'''

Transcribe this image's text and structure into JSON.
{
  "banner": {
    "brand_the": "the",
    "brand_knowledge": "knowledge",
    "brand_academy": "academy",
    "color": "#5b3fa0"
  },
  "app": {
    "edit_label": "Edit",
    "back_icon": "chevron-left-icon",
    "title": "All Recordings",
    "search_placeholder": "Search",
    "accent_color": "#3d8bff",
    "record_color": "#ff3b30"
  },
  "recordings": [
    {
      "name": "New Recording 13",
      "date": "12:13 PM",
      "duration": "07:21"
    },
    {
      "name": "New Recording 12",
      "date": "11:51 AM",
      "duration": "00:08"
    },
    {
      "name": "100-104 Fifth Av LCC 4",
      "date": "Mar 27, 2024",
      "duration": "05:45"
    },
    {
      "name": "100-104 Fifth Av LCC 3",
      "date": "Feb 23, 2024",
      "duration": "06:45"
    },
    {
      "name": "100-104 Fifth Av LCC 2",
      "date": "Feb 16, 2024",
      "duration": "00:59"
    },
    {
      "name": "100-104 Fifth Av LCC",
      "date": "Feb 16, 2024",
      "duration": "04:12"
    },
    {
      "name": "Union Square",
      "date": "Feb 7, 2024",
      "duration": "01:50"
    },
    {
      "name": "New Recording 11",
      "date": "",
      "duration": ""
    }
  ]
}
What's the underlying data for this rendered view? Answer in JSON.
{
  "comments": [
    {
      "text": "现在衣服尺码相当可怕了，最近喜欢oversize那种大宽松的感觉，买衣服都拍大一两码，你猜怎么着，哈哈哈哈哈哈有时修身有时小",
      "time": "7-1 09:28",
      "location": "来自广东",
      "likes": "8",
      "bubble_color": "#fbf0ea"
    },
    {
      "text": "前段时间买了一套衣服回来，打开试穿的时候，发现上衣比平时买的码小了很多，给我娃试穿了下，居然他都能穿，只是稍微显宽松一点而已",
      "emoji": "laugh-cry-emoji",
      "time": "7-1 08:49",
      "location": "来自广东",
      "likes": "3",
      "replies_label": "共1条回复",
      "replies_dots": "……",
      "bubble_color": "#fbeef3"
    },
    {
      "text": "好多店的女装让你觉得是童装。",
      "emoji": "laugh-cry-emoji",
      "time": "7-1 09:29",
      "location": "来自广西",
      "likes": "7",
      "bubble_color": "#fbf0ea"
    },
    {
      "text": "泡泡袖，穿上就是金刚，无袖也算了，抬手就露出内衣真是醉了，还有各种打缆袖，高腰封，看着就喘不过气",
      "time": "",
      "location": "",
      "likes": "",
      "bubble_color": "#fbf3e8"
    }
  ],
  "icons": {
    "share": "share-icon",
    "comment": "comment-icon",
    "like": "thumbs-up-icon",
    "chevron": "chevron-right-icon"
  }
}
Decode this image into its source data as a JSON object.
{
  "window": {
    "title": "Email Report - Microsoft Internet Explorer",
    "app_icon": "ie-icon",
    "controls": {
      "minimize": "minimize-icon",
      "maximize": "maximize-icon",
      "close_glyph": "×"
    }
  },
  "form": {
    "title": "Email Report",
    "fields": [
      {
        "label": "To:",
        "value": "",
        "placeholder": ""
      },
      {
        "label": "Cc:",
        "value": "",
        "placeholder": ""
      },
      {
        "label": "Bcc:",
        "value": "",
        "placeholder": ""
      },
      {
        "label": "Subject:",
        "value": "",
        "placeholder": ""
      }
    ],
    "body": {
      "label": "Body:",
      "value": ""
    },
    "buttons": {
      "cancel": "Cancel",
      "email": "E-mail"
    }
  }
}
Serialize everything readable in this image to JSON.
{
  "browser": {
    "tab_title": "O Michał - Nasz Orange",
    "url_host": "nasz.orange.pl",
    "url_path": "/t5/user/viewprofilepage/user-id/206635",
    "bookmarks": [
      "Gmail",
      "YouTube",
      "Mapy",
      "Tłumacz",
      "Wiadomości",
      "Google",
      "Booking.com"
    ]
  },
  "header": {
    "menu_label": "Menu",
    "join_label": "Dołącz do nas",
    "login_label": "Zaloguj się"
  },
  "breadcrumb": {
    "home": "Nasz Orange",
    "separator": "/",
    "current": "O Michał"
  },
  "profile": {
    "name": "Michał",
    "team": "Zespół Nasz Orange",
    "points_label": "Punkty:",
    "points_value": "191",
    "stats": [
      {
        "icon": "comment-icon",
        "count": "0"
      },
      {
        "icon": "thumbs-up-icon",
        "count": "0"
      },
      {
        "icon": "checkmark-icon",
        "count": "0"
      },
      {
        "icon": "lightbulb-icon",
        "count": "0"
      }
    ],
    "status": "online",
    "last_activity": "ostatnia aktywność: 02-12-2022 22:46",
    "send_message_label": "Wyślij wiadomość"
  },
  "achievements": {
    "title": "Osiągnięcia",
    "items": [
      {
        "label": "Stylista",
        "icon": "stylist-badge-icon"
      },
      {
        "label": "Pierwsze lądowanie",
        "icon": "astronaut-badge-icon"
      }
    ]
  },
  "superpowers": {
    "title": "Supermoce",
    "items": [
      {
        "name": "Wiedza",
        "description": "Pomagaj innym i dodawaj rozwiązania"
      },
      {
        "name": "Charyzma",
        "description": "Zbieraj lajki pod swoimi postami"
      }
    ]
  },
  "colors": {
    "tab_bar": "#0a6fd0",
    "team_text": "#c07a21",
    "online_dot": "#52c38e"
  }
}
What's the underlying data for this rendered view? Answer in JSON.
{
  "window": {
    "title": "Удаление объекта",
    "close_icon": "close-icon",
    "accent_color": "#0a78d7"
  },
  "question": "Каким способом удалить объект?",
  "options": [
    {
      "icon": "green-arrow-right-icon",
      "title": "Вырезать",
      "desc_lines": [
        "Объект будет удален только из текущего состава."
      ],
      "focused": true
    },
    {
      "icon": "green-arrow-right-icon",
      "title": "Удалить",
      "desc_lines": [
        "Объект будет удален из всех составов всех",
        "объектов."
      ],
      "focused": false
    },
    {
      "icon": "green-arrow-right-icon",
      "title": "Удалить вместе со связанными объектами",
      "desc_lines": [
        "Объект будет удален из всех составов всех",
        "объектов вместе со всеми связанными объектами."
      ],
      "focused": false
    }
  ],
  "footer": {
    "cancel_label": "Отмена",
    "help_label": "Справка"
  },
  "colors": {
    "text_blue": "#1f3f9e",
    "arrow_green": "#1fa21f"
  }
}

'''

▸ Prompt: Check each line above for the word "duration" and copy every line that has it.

▸ Written response:
      "duration": "07:21"
      "duration": "00:08"
      "duration": "05:45"
      "duration": "06:45"
      "duration": "00:59"
      "duration": "04:12"
      "duration": "01:50"
      "duration": ""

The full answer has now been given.